Assigned task: Nothing but an exact copy of the data should be output.

Data shown:
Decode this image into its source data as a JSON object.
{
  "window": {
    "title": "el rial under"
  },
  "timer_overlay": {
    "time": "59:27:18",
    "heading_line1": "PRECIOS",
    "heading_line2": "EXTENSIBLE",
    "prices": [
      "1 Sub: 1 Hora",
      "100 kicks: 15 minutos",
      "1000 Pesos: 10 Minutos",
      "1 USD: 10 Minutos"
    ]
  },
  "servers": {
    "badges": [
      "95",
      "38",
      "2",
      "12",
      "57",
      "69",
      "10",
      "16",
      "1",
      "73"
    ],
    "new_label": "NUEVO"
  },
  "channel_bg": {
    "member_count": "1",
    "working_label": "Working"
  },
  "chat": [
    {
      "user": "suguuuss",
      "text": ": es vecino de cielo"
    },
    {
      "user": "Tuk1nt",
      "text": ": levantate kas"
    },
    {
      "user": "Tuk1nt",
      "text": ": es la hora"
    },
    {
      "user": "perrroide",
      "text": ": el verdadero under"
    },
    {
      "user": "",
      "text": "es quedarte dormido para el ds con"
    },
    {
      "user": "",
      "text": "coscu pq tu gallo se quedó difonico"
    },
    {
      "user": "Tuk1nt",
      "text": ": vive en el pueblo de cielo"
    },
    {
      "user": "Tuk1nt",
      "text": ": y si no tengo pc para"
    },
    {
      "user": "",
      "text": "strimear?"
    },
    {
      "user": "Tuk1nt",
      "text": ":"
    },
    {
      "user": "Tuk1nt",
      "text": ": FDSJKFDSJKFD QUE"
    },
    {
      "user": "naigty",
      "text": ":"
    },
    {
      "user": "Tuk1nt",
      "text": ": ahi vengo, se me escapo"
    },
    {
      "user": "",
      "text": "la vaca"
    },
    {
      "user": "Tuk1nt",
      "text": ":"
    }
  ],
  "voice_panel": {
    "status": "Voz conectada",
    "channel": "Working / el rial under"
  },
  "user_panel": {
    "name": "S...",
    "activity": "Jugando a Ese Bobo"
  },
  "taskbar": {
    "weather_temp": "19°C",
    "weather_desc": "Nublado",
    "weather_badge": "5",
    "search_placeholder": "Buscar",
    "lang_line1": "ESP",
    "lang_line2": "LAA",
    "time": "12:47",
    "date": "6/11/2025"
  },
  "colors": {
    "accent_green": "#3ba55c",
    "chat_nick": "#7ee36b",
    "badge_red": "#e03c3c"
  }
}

Solution to the problem:
Decode this image into its source data as a JSON object.
{
  "window": {
    "title": "el rial under"
  },
  "timer_overlay": {
    "time": "59:27:18",
    "heading_line1": "PRECIOS",
    "heading_line2": "EXTENSIBLE",
    "prices": [
      "1 Sub: 1 Hora",
      "100 kicks: 15 minutos",
      "1000 Pesos: 10 Minutos",
      "1 USD: 10 Minutos"
    ]
  },
  "servers": {
    "badges": [
      "95",
      "38",
      "2",
      "12",
      "57",
      "69",
      "10",
      "16",
      "1",
      "73"
    ],
    "new_label": "NUEVO"
  },
  "channel_bg": {
    "member_count": "1",
    "working_label": "Working"
  },
  "chat": [
    {
      "user": "suguuuss",
      "text": ": es vecino de cielo"
    },
    {
      "user": "Tuk1nt",
      "text": ": levantate kas"
    },
    {
      "user": "Tuk1nt",
      "text": ": es la hora"
    },
    {
      "user": "perrroide",
      "text": ": el verdadero under"
    },
    {
      "user": "",
      "text": "es quedarte dormido para el ds con"
    },
    {
      "user": "",
      "text": "coscu pq tu gallo se quedó difonico"
    },
    {
      "user": "Tuk1nt",
      "text": ": vive en el pueblo de cielo"
    },
    {
      "user": "Tuk1nt",
      "text": ": y si no tengo pc para"
    },
    {
      "user": "",
      "text": "strimear?"
    },
    {
      "user": "Tuk1nt",
      "text": ":"
    },
    {
      "user": "Tuk1nt",
      "text": ": FDSJKFDSJKFD QUE"
    },
    {
      "user": "naigty",
      "text": ":"
    },
    {
      "user": "Tuk1nt",
      "text": ": ahi vengo, se me escapo"
    },
    {
      "user": "",
      "text": "la vaca"
    },
    {
      "user": "Tuk1nt",
      "text": ":"
    }
  ],
  "voice_panel": {
    "status": "Voz conectada",
    "channel": "Working / el rial under"
  },
  "user_panel": {
    "name": "S...",
    "activity": "Jugando a Ese Bobo"
  },
  "taskbar": {
    "weather_temp": "19°C",
    "weather_desc": "Nublado",
    "weather_badge": "5",
    "search_placeholder": "Buscar",
    "lang_line1": "ESP",
    "lang_line2": "LAA",
    "time": "12:47",
    "date": "6/11/2025"
  },
  "colors": {
    "accent_green": "#3ba55c",
    "chat_nick": "#7ee36b",
    "badge_red": "#e03c3c"
  }
}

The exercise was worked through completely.